Not long after his arrest, Knight and a group of inmates punched a hole through a wall of the Dade County Jail. While on the lam for 101 days, he was suspected of involvement in a Georgia robbery that killed a shopkeeper; he was never charged.
Finally, agents burst in on him holed up in a New Smyrna Beach shack. A chest of drawers saved agents because it fell on Knight, preventing him from grabbing a shotgun that was loaded and cocked.
A jury convicted Knight in 1975. A judge sent him to Death Row.
While there in October 1980, Knight thrust a sharpened spoon into the chest of corrections officer Burke, 48. The reason: The prison would not let Knight see his mother, who was making her first visit.
His first execution date was originally set for March 3, 1981. “How can you execute me when I haven’t even had my trial yet about killing the guard?” the prison’s superintendent later recalled Knight saying.
A federal judge later stayed the execution. Knight was found guilty of the Burke murder and was sentenced to die in January 1983.
But five years later, a federal appeals court reversed the death sentence for the Gans murders. The reason: Knight should have been allowed to present character and background witnesses during a penalty hearing.
Knight’s 1996 re-sentencing was held under heavy security. The reason: He proved too disruptive to keep in the courtroom, hollering and cursing daily at the judge and lawyers.
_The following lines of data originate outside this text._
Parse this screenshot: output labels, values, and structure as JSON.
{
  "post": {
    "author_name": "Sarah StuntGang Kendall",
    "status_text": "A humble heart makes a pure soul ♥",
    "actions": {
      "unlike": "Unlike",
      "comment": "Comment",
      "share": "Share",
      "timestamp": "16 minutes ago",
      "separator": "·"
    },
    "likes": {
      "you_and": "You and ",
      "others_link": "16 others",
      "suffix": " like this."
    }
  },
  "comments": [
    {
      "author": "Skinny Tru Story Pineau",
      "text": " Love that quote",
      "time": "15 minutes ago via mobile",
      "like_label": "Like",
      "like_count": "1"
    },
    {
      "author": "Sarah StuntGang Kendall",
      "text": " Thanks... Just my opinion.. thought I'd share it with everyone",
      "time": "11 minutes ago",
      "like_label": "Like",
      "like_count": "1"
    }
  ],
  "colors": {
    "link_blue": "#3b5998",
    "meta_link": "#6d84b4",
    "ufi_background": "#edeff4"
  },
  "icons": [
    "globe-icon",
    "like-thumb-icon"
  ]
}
At one point, he told a Miami-Dade judge: “This isn't Hollywood. I am no entertainer. You are Satan, evil, a snake, corrupt and want to poison me.”
Jurors recommended the death penalty and the judge agreed, returning him to Death Row for the Miami-Dade murders.
Knight’s appeals languished in court for the next decade.
In November 2012, a Miami federal judge threw out the death sentence, this time because a Miami-Dade homicide detective in the 1996 re-sentencing recounted the words of a police helicopter pilot who never testified in previous court hearings. That, U.S. Judge Adalaberto Jordan ruled, violated Knight’s right to confront and cross-examine witnesses.
In September, a federal appeals court reversed Jordan and restored the death sentence for the Gans murders.
“To learn about the gridlock and inefficiency of death penalty litigation, look no further than this appeal,” the opinion said.